The social setting is among wealthy, educated people, those with a good deal of leisure time and little concern about people who are not in their social milieu. Nobody’s concerned about politics or spiritual matters – but everybody cares about how they are perceived socially. The social climate demands respectability; it asks people to conform to certain standards. This is one reason why Tom’s flaunting of his mistress is an issue. Organized crime enters the picture through the backdoor with Jay Gatsby. Everybody suspects him, but everybody is willing to partake in his lavish parties anyway.

The life of ease and luxury is contrasted sharply with the stranglehold of poverty containing Myrtle and George Wilson or the life from which Jay Gatsby emerged. It is also interesting to note that George Wilson is the only one who mentions God in the text: religion is notoriously absent from the upper crust’s sensibilities.

There are two more important contrasts to keep in mind if you want to talk about the geographical setting in Great Gatsby.
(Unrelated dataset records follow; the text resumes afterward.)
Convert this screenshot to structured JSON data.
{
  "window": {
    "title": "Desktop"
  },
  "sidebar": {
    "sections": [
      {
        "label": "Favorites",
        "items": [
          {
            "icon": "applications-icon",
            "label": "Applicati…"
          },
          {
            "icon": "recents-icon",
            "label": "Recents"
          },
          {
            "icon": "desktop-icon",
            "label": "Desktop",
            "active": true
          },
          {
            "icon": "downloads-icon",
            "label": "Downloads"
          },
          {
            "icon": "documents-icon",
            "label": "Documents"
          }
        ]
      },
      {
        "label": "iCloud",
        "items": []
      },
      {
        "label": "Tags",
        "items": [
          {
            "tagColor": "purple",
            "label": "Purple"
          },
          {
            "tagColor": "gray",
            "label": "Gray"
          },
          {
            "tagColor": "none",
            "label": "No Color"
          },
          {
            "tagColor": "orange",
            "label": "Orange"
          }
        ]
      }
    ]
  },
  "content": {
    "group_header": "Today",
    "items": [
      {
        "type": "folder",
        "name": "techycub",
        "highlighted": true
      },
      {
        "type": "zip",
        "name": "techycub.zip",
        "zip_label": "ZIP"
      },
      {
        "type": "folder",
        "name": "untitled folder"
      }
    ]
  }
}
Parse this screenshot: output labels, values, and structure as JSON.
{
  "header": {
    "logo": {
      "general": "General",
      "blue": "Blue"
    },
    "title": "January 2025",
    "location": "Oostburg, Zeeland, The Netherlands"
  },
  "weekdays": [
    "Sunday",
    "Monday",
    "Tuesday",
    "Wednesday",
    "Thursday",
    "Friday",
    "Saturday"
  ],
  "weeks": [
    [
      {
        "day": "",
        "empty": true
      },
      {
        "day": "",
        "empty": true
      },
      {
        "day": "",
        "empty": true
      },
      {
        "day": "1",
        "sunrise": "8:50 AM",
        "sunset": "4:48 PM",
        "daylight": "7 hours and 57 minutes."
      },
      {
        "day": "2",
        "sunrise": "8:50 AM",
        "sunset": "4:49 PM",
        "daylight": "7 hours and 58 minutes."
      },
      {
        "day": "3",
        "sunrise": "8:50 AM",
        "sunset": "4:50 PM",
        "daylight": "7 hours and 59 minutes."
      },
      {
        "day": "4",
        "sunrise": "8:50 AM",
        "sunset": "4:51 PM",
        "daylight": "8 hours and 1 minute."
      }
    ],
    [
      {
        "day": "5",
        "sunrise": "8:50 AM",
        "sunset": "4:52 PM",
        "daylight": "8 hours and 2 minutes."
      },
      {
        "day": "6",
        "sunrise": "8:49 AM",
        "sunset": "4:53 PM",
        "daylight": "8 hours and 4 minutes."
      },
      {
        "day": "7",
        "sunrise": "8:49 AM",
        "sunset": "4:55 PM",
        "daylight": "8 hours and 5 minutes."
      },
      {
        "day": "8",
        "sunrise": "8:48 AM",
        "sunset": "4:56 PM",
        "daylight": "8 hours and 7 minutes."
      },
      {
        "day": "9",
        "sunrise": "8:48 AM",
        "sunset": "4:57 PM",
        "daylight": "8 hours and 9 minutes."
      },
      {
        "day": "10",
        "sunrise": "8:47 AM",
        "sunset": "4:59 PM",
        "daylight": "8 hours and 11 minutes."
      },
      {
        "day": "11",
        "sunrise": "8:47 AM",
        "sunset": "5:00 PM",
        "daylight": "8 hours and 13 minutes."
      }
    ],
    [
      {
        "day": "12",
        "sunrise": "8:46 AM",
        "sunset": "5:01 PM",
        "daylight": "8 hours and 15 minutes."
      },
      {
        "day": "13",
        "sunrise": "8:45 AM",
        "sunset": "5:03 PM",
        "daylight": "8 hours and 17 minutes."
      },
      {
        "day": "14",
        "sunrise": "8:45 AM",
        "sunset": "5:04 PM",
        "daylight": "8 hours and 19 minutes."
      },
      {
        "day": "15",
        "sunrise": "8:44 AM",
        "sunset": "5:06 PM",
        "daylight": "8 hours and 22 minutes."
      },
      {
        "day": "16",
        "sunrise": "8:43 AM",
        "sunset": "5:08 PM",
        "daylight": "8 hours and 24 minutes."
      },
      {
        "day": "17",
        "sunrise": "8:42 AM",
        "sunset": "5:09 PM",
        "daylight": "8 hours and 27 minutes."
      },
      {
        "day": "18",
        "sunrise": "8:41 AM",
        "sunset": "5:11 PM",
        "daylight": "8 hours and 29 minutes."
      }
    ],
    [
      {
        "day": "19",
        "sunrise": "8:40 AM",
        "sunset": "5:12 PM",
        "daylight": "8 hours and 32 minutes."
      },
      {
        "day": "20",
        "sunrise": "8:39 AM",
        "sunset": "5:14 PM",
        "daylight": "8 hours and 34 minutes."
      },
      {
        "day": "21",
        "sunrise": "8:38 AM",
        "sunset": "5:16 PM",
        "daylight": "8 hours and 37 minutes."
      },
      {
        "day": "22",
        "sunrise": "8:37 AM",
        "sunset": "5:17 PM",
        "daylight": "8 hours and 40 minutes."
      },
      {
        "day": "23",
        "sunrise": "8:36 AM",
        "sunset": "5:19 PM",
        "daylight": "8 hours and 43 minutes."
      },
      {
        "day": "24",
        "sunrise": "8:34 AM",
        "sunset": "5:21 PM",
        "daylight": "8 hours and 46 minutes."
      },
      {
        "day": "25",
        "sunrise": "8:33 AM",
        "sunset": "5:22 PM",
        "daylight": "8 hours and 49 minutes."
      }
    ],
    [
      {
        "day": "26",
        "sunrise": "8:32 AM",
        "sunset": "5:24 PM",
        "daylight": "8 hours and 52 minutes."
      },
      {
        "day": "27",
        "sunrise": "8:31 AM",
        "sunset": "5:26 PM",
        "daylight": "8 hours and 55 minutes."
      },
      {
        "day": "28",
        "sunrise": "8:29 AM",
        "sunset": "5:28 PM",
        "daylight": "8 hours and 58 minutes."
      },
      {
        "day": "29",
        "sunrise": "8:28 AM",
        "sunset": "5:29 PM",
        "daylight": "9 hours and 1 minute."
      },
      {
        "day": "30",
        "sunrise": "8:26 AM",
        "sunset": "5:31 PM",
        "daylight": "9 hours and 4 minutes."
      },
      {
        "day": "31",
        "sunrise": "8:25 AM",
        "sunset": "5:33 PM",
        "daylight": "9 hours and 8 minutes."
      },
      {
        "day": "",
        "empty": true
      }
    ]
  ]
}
The first is the whole East Egg/West Egg thing. Nick tells us right off the bat that East Egg is the wealthier, more elite of the two. Despite all his money, Gatsby lives in West Egg, suggesting that he has not been able to complete his transformation into a member of the social elite. The distance that separates him from Daisy lies across the span of water between their houses – the very distance between West Egg and East Egg. The barrier between them, then, is one of class distinctions.

The second contrast is between the city scenes and the suburban ones. Like Nick Carraway, Tom Buchanan and Jay Gatsby commute into the city for their respective lines of work. The women are left behind. This geographical divide is also a gender borderline. But the city is important in other ways, too; Tom only interacts with his mistress in the city, and Gatsby only sees Meyer Wolfsheim there. They both use the city to hide their goings-on from the people they value on Long Island.



Carraway has just arrived in New York and is living in a part of Long Island known as West Egg. West Egg is home to the nouveau riche (those who have recently made money and lack an established social position), while neighboring East Egg is home to the insular, narrow-minded denizens of the old aristocracy. Nick's house is next door to Gatsby's enormous, vulgar Gothic mansion.